**Problem:** Go through the entries below. Copy each line in which "this" appears.

── Exercise inputs

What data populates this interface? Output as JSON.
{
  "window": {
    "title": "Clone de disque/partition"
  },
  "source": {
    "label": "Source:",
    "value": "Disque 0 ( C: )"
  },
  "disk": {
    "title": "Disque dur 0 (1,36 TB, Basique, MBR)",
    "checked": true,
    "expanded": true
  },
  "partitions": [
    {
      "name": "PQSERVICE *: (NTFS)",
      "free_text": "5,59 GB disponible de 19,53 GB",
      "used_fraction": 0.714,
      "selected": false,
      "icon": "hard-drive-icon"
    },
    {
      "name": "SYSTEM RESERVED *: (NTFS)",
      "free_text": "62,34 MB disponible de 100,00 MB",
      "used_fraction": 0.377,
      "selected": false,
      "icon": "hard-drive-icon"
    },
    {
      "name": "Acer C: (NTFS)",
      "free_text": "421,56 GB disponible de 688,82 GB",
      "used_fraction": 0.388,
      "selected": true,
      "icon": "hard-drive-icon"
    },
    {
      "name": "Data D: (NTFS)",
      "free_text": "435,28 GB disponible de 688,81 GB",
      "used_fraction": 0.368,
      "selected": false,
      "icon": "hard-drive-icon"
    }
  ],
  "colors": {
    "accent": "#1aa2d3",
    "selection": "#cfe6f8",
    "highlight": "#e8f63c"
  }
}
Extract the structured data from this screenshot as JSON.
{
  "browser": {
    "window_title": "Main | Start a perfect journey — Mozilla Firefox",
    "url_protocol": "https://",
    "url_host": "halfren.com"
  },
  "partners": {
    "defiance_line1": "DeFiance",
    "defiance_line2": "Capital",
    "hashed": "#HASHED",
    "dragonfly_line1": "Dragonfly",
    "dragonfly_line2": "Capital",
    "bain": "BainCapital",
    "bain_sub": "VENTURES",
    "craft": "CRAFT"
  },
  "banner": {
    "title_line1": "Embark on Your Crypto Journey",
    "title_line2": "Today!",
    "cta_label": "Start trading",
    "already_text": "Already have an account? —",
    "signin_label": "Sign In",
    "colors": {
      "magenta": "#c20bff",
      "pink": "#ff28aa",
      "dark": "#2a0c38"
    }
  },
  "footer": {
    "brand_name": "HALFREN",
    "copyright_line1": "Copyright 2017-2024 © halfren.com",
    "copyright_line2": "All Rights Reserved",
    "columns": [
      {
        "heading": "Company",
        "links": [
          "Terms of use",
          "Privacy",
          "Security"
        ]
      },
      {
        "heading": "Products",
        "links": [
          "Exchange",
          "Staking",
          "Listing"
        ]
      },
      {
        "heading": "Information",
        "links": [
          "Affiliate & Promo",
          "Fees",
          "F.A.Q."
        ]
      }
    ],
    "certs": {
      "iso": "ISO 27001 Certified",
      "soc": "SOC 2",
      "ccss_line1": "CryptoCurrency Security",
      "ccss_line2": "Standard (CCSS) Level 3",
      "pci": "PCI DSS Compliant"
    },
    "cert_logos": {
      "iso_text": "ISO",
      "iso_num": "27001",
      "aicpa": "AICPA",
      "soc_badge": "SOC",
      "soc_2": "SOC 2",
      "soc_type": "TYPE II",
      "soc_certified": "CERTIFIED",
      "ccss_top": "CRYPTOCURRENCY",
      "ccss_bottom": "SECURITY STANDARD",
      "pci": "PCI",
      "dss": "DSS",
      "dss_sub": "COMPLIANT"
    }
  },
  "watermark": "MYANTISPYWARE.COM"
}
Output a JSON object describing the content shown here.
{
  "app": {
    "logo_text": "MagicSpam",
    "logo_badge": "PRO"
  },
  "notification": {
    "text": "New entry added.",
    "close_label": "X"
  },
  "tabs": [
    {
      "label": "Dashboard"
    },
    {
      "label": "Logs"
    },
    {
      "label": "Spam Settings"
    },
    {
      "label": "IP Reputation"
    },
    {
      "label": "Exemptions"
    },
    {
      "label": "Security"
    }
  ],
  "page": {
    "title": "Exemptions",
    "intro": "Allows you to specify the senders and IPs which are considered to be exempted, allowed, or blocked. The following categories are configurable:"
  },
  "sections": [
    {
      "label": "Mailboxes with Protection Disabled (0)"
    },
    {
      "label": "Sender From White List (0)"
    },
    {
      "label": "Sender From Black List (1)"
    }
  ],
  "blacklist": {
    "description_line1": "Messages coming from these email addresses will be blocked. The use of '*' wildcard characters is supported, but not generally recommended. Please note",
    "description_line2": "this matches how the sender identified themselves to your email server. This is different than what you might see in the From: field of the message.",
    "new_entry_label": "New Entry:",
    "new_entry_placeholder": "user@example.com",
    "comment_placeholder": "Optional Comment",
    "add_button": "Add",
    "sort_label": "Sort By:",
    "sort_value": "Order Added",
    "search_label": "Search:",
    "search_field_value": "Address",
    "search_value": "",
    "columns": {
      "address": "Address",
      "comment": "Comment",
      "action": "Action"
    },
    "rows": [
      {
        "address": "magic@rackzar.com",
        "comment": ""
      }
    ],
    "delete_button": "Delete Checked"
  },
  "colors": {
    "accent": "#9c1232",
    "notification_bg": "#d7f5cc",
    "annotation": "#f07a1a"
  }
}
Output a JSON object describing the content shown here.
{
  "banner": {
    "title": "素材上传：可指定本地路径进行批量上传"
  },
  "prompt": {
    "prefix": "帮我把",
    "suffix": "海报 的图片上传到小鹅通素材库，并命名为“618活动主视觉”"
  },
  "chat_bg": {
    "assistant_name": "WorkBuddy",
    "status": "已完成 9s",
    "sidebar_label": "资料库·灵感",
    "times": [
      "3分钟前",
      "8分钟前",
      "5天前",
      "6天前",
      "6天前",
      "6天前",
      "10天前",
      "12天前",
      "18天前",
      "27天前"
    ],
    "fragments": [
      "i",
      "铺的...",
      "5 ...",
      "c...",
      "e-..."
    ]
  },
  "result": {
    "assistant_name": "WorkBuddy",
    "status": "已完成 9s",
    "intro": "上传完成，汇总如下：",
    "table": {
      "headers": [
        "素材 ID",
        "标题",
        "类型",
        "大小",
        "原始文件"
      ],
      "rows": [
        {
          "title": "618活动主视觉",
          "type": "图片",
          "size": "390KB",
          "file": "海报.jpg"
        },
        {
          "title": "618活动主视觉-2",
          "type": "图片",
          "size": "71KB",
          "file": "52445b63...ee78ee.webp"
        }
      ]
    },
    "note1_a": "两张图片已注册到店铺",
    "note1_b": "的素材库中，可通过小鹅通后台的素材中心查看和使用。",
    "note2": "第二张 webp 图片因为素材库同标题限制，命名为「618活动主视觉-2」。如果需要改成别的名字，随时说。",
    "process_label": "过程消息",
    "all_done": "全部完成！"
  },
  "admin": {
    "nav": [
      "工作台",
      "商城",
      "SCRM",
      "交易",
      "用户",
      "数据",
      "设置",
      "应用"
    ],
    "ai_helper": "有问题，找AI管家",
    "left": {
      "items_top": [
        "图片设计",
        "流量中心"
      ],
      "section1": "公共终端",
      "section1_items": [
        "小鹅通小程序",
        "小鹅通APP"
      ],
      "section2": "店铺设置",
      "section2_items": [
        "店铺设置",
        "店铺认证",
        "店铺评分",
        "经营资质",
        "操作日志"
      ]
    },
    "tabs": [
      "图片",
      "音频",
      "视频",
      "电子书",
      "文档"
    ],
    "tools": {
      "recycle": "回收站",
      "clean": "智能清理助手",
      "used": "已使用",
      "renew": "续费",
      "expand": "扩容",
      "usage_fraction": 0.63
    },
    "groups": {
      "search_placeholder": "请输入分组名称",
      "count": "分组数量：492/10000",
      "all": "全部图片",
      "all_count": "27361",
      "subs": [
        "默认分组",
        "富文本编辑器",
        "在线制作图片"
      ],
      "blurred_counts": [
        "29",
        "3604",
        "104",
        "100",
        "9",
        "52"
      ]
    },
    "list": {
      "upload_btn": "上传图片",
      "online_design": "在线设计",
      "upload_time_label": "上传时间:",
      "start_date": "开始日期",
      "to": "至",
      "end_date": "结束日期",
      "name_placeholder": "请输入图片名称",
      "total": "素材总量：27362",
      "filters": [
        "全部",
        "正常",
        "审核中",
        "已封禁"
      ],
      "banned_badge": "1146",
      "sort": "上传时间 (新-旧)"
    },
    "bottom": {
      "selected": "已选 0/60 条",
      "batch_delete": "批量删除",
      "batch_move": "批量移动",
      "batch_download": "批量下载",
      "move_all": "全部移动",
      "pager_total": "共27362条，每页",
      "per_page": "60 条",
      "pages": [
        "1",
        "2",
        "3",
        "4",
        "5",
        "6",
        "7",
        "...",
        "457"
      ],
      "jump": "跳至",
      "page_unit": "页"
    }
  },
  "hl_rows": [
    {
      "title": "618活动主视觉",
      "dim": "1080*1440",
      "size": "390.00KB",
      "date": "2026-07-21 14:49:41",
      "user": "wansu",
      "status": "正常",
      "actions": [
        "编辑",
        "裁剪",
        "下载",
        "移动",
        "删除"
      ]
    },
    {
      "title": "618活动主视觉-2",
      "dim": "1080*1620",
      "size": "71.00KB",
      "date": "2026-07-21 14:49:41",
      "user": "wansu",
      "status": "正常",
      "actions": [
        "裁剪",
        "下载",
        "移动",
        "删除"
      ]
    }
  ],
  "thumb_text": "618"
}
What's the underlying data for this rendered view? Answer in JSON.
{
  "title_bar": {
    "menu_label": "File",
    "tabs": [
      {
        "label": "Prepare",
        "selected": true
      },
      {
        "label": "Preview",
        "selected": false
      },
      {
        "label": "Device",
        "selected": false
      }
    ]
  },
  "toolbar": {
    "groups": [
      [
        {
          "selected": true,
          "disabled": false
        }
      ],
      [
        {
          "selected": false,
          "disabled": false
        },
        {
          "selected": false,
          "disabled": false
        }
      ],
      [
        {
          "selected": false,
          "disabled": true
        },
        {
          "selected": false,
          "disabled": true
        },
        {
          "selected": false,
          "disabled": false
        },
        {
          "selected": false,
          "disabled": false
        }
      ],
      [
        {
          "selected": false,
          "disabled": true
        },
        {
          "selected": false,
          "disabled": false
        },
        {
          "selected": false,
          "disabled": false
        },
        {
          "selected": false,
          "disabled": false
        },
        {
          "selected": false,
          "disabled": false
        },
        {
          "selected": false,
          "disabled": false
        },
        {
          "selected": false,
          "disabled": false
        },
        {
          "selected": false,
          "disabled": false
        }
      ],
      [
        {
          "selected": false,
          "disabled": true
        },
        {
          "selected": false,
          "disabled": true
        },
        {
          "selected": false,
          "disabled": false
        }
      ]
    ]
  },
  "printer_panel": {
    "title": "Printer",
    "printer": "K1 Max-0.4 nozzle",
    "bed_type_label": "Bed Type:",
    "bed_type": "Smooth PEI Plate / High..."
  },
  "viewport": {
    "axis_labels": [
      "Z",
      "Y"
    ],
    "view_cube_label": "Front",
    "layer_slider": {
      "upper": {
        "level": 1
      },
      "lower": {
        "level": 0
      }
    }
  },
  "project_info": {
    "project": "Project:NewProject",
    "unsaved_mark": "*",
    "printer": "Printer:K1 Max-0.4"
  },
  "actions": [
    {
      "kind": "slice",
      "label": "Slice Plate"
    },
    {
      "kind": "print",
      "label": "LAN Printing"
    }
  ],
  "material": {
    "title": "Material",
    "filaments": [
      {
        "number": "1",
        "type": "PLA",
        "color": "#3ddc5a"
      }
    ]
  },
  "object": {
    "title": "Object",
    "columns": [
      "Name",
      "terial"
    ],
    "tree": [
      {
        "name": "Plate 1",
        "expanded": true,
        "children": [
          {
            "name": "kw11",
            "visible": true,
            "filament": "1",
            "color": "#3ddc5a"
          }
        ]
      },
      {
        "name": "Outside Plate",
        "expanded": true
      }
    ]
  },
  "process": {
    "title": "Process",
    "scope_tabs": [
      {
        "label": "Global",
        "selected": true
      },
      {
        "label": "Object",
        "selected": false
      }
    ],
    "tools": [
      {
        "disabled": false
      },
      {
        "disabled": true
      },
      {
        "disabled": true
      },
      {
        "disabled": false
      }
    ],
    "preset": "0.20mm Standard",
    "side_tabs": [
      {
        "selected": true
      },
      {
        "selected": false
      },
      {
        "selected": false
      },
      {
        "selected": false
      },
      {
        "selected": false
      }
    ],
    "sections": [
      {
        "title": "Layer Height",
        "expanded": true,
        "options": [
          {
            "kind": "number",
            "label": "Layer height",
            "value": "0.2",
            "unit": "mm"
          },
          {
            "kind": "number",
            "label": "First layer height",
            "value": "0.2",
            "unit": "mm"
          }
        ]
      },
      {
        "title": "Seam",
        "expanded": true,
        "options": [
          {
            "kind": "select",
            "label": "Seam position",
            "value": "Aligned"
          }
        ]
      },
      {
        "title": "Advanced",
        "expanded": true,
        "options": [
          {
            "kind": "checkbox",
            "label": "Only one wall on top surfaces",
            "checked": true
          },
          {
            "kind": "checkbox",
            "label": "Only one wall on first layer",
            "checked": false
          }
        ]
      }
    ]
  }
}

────

**Solution to the exercise:**
What data populates this interface? Output as JSON.
Extract the structured data from this screenshot as JSON.
    "description_line2": "this matches how the sender identified themselves to your email server. This is different than what you might see in the From: field of the message.",
What's the underlying data for this rendered view? Answer in JSON.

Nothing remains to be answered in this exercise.